**Your assignment**. The word to look for is "badge". Report every line of the entries below that has it.

**Record excerpts**.
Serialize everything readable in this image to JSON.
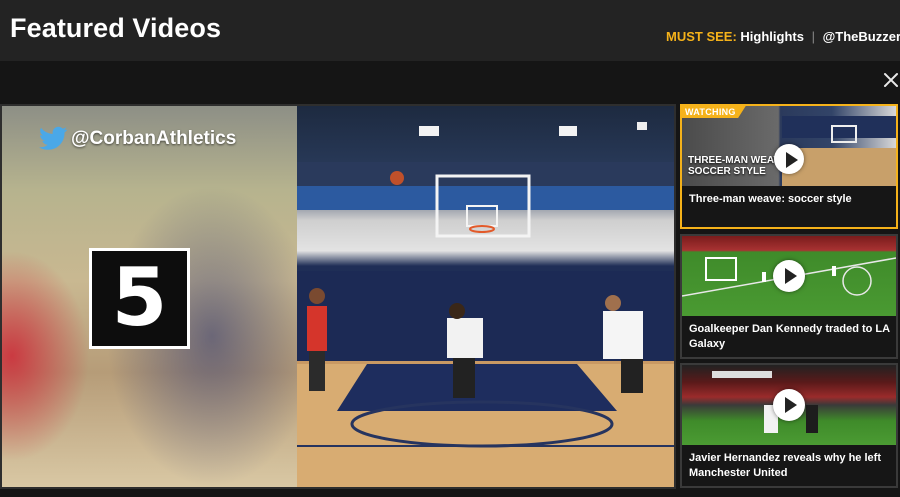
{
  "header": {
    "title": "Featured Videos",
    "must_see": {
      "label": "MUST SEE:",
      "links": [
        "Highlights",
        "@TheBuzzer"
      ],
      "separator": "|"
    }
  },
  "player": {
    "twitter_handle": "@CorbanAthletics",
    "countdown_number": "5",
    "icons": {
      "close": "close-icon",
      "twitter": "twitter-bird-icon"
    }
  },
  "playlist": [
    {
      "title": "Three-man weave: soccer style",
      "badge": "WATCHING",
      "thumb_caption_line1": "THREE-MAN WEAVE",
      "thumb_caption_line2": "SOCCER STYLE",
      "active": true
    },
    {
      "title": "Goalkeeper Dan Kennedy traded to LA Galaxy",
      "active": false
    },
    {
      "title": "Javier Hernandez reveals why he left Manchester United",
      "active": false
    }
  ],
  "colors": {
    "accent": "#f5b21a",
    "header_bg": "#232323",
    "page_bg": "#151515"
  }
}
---
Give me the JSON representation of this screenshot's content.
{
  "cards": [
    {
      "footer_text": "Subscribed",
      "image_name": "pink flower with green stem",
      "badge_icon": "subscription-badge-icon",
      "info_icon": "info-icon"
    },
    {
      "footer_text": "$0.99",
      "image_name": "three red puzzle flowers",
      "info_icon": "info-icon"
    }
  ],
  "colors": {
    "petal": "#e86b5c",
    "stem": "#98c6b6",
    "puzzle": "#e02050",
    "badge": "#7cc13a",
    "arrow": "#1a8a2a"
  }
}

**Response area**.
      "badge": "WATCHING",
      "badge_icon": "subscription-badge-icon",
    "badge": "#7cc13a",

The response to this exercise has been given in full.